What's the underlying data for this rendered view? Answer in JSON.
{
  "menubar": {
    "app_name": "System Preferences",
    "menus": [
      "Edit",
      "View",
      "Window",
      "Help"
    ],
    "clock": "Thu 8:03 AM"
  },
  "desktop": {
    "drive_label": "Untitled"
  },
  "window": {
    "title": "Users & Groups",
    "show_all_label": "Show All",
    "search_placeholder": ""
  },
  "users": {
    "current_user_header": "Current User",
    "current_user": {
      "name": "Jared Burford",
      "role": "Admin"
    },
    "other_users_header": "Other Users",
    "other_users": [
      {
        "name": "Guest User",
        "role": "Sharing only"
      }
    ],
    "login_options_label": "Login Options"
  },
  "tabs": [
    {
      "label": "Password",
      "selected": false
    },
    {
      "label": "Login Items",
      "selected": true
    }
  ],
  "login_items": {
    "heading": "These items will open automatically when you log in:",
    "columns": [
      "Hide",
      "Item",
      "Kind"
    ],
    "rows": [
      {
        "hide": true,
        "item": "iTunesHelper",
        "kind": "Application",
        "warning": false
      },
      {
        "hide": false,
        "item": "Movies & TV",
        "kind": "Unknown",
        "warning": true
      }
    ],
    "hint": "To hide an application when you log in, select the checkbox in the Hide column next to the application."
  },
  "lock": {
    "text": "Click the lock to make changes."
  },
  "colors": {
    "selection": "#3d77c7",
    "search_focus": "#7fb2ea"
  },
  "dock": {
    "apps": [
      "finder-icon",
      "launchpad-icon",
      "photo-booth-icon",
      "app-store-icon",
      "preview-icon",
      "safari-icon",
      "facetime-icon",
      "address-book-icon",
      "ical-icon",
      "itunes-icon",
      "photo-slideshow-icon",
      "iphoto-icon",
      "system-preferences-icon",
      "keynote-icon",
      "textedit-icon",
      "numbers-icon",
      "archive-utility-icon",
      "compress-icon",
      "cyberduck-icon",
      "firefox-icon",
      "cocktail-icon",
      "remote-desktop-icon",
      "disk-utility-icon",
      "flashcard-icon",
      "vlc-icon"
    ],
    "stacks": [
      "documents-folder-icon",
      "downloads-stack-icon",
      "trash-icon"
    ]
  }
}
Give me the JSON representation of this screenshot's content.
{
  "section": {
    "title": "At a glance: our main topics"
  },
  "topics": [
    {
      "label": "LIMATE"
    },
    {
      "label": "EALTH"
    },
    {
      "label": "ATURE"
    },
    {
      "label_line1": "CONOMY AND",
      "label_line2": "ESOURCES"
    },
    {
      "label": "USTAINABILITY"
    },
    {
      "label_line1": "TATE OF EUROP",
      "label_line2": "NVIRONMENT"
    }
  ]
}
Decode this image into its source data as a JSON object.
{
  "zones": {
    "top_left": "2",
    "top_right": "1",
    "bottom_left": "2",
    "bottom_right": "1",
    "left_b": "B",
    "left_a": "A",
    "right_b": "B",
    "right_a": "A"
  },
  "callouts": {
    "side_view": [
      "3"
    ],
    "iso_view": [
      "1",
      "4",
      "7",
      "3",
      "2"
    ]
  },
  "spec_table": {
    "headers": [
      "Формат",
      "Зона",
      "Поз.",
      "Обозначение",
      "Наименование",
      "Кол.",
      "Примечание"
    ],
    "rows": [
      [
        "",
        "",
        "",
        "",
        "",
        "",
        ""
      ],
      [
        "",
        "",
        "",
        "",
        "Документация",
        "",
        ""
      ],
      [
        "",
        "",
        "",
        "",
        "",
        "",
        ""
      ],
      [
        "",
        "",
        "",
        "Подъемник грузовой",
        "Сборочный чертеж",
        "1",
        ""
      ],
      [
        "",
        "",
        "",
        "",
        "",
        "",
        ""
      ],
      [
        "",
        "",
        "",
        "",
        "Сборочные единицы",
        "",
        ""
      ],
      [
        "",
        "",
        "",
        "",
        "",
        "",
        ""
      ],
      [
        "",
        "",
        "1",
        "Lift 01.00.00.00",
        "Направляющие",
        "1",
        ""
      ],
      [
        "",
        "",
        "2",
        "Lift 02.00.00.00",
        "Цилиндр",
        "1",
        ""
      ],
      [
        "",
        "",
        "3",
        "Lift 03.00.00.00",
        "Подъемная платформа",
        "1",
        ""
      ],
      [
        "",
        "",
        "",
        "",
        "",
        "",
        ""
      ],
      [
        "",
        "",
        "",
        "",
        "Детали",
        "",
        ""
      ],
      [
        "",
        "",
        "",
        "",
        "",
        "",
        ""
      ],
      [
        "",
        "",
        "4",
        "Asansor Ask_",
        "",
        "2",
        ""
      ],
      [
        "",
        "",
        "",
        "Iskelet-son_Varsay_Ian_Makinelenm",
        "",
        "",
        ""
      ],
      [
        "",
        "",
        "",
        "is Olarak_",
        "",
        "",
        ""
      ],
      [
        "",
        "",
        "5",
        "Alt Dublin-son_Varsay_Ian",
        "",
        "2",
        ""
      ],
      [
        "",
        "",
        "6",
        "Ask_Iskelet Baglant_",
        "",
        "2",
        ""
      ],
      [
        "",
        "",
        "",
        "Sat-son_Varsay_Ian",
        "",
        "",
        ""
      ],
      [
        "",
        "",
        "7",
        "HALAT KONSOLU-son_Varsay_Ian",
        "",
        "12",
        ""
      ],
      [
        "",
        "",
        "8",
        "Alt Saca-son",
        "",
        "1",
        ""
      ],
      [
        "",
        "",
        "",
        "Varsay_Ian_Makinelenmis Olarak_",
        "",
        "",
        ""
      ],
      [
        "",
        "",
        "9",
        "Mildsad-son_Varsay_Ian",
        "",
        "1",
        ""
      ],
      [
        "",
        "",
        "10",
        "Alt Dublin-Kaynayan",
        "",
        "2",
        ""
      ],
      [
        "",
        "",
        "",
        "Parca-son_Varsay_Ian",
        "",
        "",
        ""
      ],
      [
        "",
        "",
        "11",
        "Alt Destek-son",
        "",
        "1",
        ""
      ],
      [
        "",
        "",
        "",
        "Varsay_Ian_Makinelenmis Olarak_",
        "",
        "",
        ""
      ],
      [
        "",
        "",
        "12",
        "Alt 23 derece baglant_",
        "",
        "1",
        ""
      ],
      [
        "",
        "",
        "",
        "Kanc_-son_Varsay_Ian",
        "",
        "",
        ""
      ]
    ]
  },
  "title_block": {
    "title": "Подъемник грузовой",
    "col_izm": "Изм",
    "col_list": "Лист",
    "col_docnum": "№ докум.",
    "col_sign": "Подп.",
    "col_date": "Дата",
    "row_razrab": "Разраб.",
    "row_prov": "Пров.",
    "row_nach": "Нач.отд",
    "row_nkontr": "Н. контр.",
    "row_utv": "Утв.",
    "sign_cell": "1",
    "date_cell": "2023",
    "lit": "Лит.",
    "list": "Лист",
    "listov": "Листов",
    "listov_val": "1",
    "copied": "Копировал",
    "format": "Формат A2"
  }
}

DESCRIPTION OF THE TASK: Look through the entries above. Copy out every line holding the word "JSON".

TASK RESULT:
What's the underlying data for this rendered view? Answer in JSON.
Give me the JSON representation of this screenshot's content.
Decode this image into its source data as a JSON object.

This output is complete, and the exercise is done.